Often the partner who is more competent in this regard takes care of financial matters. The extent to which power differences arise from such a distribution of tasks depends on whether the other partner (in the “case of contradiction”) is included in the decisions.

Some indications of a lack of power in financial matters are:

  • You will not / have not been involved in deciding who will manage the money.
  • The distribution of expenses is regulated in such a way that you take care of your daily needs (e.g. groceries) yourself, while your partner invests “his” money in lasting assets and buys them in his name (e.g. a car).
  • You don't have your own account or a fixed amount of money that you don't have to account for to anyone.
  • You don't know how much your partner earns or how much wealth he has.
  • You have no power of attorney over the account (s).
  • You feel incompetent when it comes to money and finance.
  • You never have the last word on contentious purchasing decisions.
  • When you go shopping, you consider the needs of other household members much more than your own.

Often you refrain from buying because you expect strong criticism from your partner.

Literature cited

  • French, J.R.P. Jr. & Raven, B. (1959): The bases of social power. In D. Cartwright (Ed.), Studies in social power (pp. 150-167). Ann Arbor: University of Michigan Press.
  • Peplau, L.A. (1978): Power in dating relationships. In J. Freeman (Ed.), Women: A feminist perspective (pp. 106-121). Palo Alto: Mayfield.
  • Thibaut, J.W. & Kelley, H.H. (1959): The social psychology of groups. New York: Wiley.

further reading

  • Grau, I., Penning, R. & Andreß, H.J. (2010). Equality and relationship satisfaction. In T. Beckers, K. Birkelbach, J. Hagenah & U. Rosar (eds.), Comparative empirical social research. Wiesbaden: VS publishing house for social sciences.
  • Held, T. (1978): Sociology of marital power relations. Darmstadt: Luchterhand.
  • Huston, T.L. (1983): Power. In H.H. Kelley et al. (Eds.), Close relationships (pp. 169-219). New York: W.H. Freeman and Co.
  • Kirchler, E. / Rodler, C. / Hölzl, E. & Meier, K. (2000): Love, Money and Everyday Life.Decisions in close relationships. Göttingen: Hogrefe
  • Pahl, J. (1989): Money and Marriage. London: Macmillan.
  • Stalb, H. (2000): Marital power relations. A comparison of theories. Herbolzheim: Centaurus.
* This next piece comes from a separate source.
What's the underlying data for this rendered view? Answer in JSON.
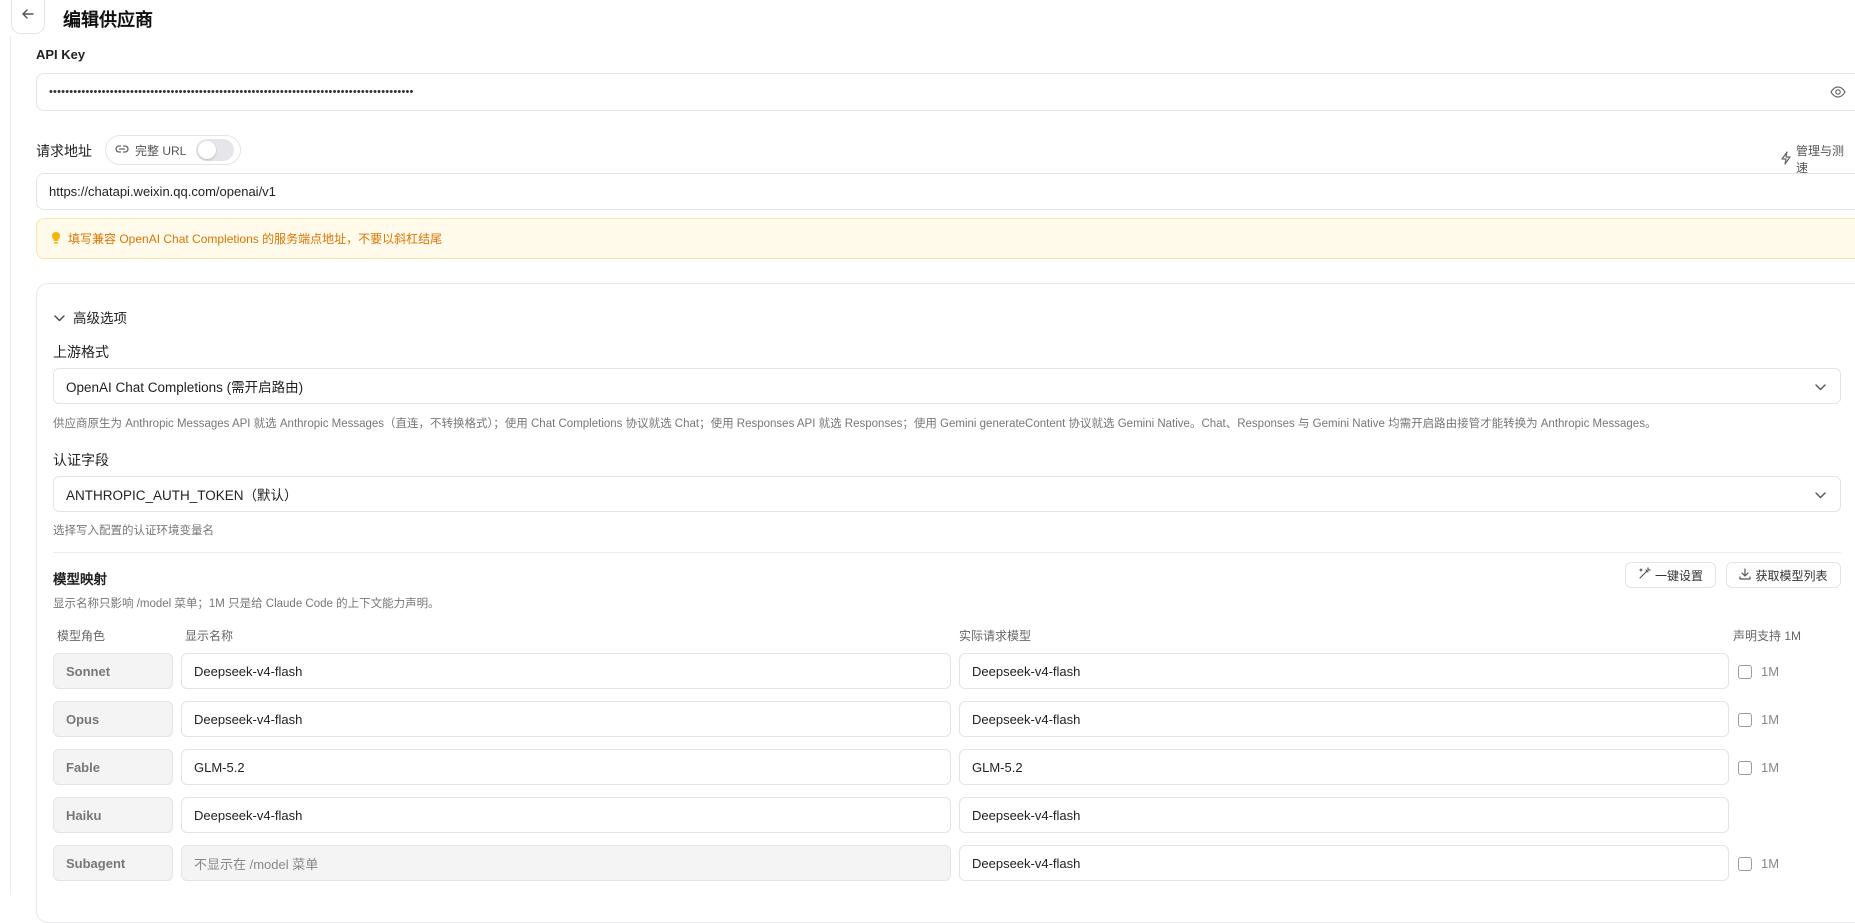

Privatdozentin Dr. Ina Grau, social psychologist, research assistant in the department of social and legal psychology, University of Bonn


PD Dr. Ina gray
University of Bonn
Institute for Psychology
Social and Legal Psychology
Kaiser-Karl-Ring 9
D-53111 Bonn


Created on July 28th, 2004, last changed on September 6th, 2013